What are the features of inflammatory rosacea?

• Small papules and pustules to occasional deep cystic nodules
• Absence of comedones
• Deeper red colour when compared to acne
• Soft or solid facial oedema


What are the features of phymatous rosacea?

• Overgrowth of sebaceous glands
• Skins becomes swollen and smoother - pore more apparent
• Lumpy surface


What are the features of ocular rosacea?

Symptoms range from a sensation of dryness or tired eyes to edema, tearing, pain, chalazia and corneal damage.
• Common; 50% of rosacea


What is the treatment of rosacea?

• Avoidance of obvious vasodilators and irritants
• Metronidazole cream or gel (topical)
• Tetracyclines (oral med)
• Surgery for rhinophymas (large, red, bumpy or bulbous nose)
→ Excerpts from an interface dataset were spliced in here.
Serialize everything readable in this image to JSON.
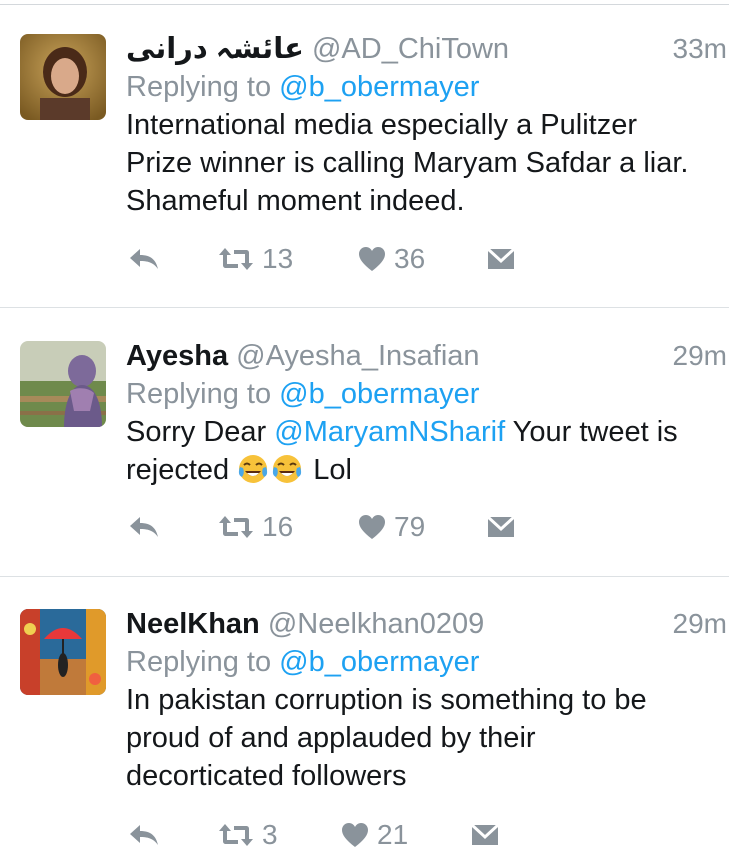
{
  "tweets": [
    {
      "name": "عائشہ درانی",
      "handle": "@AD_ChiTown",
      "time": "33m",
      "replying_label": "Replying to",
      "replying_to": "@b_obermayer",
      "text_lines": [
        "International media especially a Pulitzer",
        "Prize winner is calling Maryam Safdar a liar.",
        "Shameful moment indeed."
      ],
      "retweets": "13",
      "likes": "36"
    },
    {
      "name": "Ayesha",
      "handle": "@Ayesha_Insafian",
      "time": "29m",
      "replying_label": "Replying to",
      "replying_to": "@b_obermayer",
      "text_prefix": "Sorry Dear ",
      "text_mention": "@MaryamNSharif",
      "text_suffix": " Your tweet is",
      "text_line2_start": "rejected ",
      "text_line2_end": " Lol",
      "emoji_name": "face-with-tears-of-joy",
      "retweets": "16",
      "likes": "79"
    },
    {
      "name": "NeelKhan",
      "handle": "@Neelkhan0209",
      "time": "29m",
      "replying_label": "Replying to",
      "replying_to": "@b_obermayer",
      "text_lines": [
        "In pakistan corruption is something to be",
        "proud of and applauded by their",
        "decorticated followers"
      ],
      "retweets": "3",
      "likes": "21"
    }
  ],
  "icons": [
    "reply-icon",
    "retweet-icon",
    "heart-icon",
    "direct-message-icon"
  ],
  "colors": {
    "text": "#14171a",
    "muted": "#8a939b",
    "link": "#1da1f2",
    "icon": "#8a939b",
    "divider": "#dde1e4"
  }
}
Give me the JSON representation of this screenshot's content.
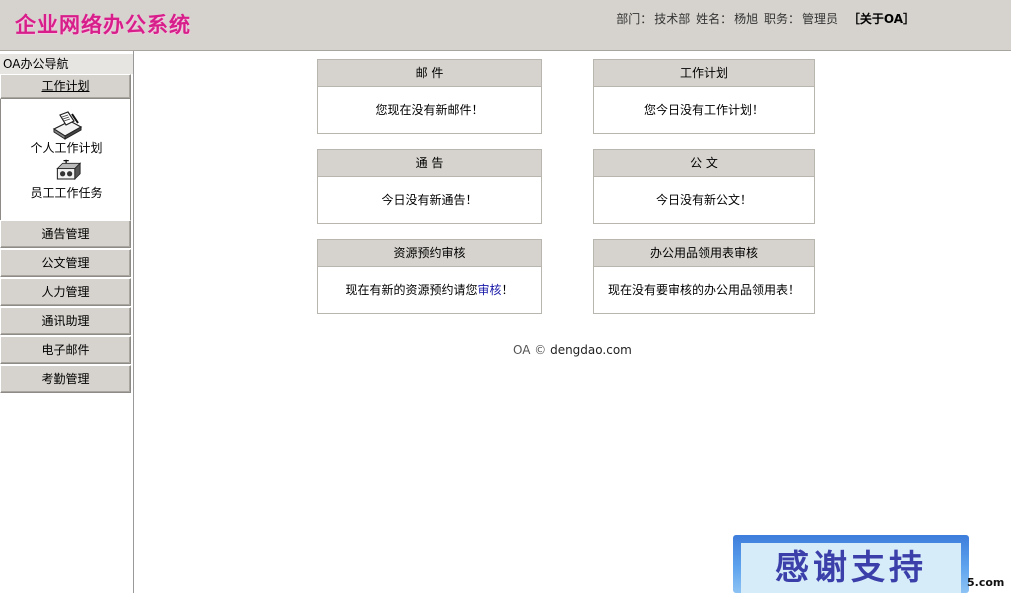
{
  "header": {
    "logo": "企业网络办公系统",
    "dept_label": "部门：",
    "dept": "技术部",
    "name_label": "姓名：",
    "name": "杨旭",
    "role_label": "职务：",
    "role": "管理员",
    "about": "［关于OA］"
  },
  "sidebar": {
    "title": "OA办公导航",
    "open_menu": "工作计划",
    "sub_items": [
      {
        "label": "个人工作计划",
        "icon": "personal-plan-icon"
      },
      {
        "label": "员工工作任务",
        "icon": "staff-task-icon"
      }
    ],
    "menus": [
      "通告管理",
      "公文管理",
      "人力管理",
      "通讯助理",
      "电子邮件",
      "考勤管理"
    ]
  },
  "panels": {
    "mail": {
      "title": "邮  件",
      "body": "您现在没有新邮件！"
    },
    "plan": {
      "title": "工作计划",
      "body": "您今日没有工作计划！"
    },
    "notice": {
      "title": "通  告",
      "body": "今日没有新通告！"
    },
    "doc": {
      "title": "公  文",
      "body": "今日没有新公文！"
    },
    "resource": {
      "title": "资源预约审核",
      "body_prefix": "现在有新的资源预约请您",
      "body_link": "审核",
      "body_suffix": "！"
    },
    "supplies": {
      "title": "办公用品领用表审核",
      "body": "现在没有要审核的办公用品领用表！"
    }
  },
  "footer": {
    "prefix": "OA © ",
    "domain": "dengdao.com"
  },
  "watermark": {
    "text": "感谢支持",
    "suffix": "5.com"
  },
  "colors": {
    "logo": "#d81e8a",
    "chrome": "#d6d3ce",
    "link": "#1a1aa8"
  }
}
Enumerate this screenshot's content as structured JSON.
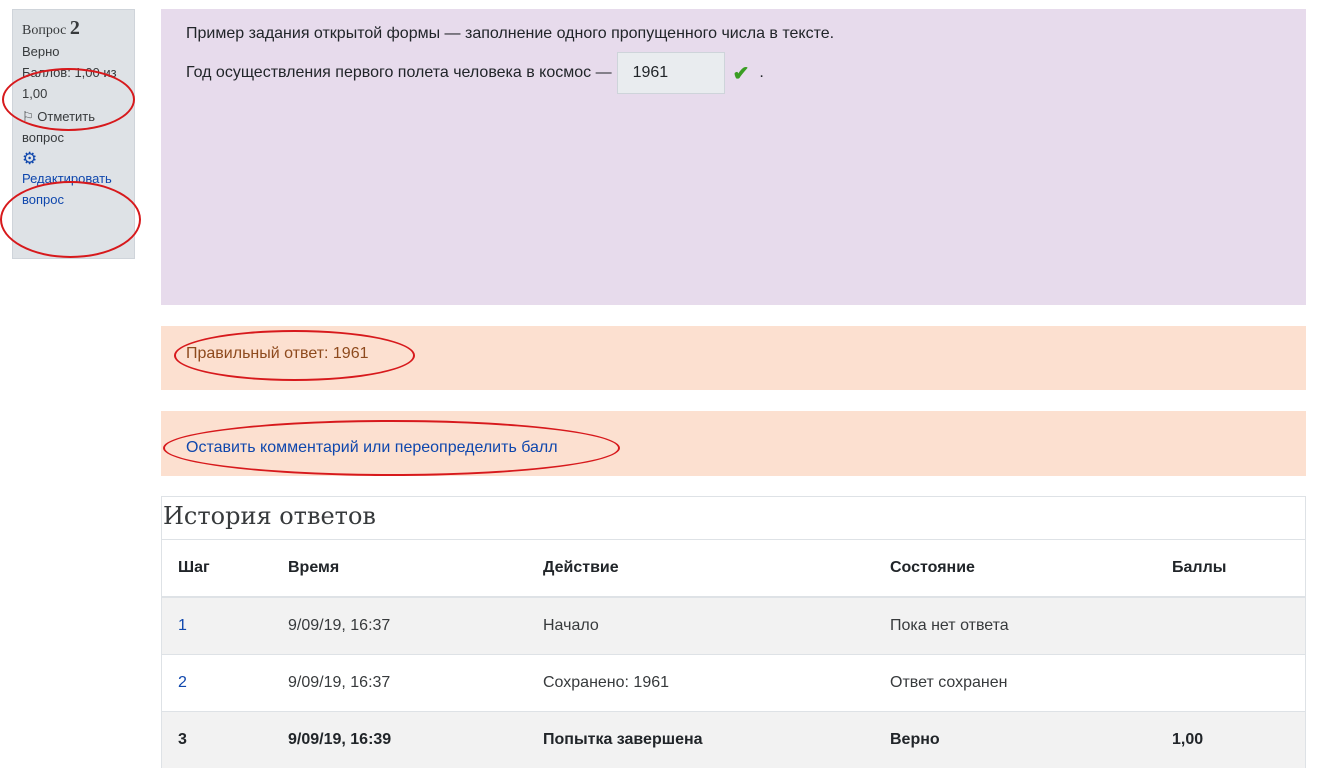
{
  "info": {
    "question_label": "Вопрос",
    "question_number": "2",
    "state": "Верно",
    "grade": "Баллов: 1,00 из 1,00",
    "flag_label": "Отметить вопрос",
    "edit_label": "Редактировать вопрос"
  },
  "formulation": {
    "intro": "Пример задания открытой формы — заполнение одного пропущенного числа в тексте.",
    "sentence": "Год осуществления первого полета человека в космос —",
    "answer_value": "1961",
    "sentence_end": "."
  },
  "feedback": {
    "right_answer": "Правильный ответ: 1961",
    "comment_link": "Оставить комментарий или переопределить балл"
  },
  "history": {
    "title": "История ответов",
    "columns": [
      "Шаг",
      "Время",
      "Действие",
      "Состояние",
      "Баллы"
    ],
    "rows": [
      {
        "step": "1",
        "time": "9/09/19, 16:37",
        "action": "Начало",
        "state": "Пока нет ответа",
        "marks": ""
      },
      {
        "step": "2",
        "time": "9/09/19, 16:37",
        "action": "Сохранено: 1961",
        "state": "Ответ сохранен",
        "marks": ""
      },
      {
        "step": "3",
        "time": "9/09/19, 16:39",
        "action": "Попытка завершена",
        "state": "Верно",
        "marks": "1,00"
      }
    ]
  },
  "colors": {
    "annotation": "#d7191c",
    "link": "#0f47ad",
    "correct": "#3a9d23"
  }
}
• Azelaic acid cream or gel
• Ivermectin cream


Why can rosacea be difficult to treat?

As vasodilation unresponsive to topical or systemic therapy


How does acne vulgaris typically present in teenagers?

Lesions on forehead, nose and cheek


How does acne vulgaris typically present in adults?

Lesions of chin, neck and some on chest
• Usually irregular menstrual cycle


How does acne vulgaris typically present in infants?

Lesions on cheek but asymptomatic
• Reaction to hormones during pregnancy, presents 2-4weeks old but are different to teenagers as they will clear up themselves


How is rosacea differentiated from acne?

• Acne can be on back and chest and face but rosacea only on central face
• This is episodic which is easily triggered (can be fine one morning but then drink a cup of tea)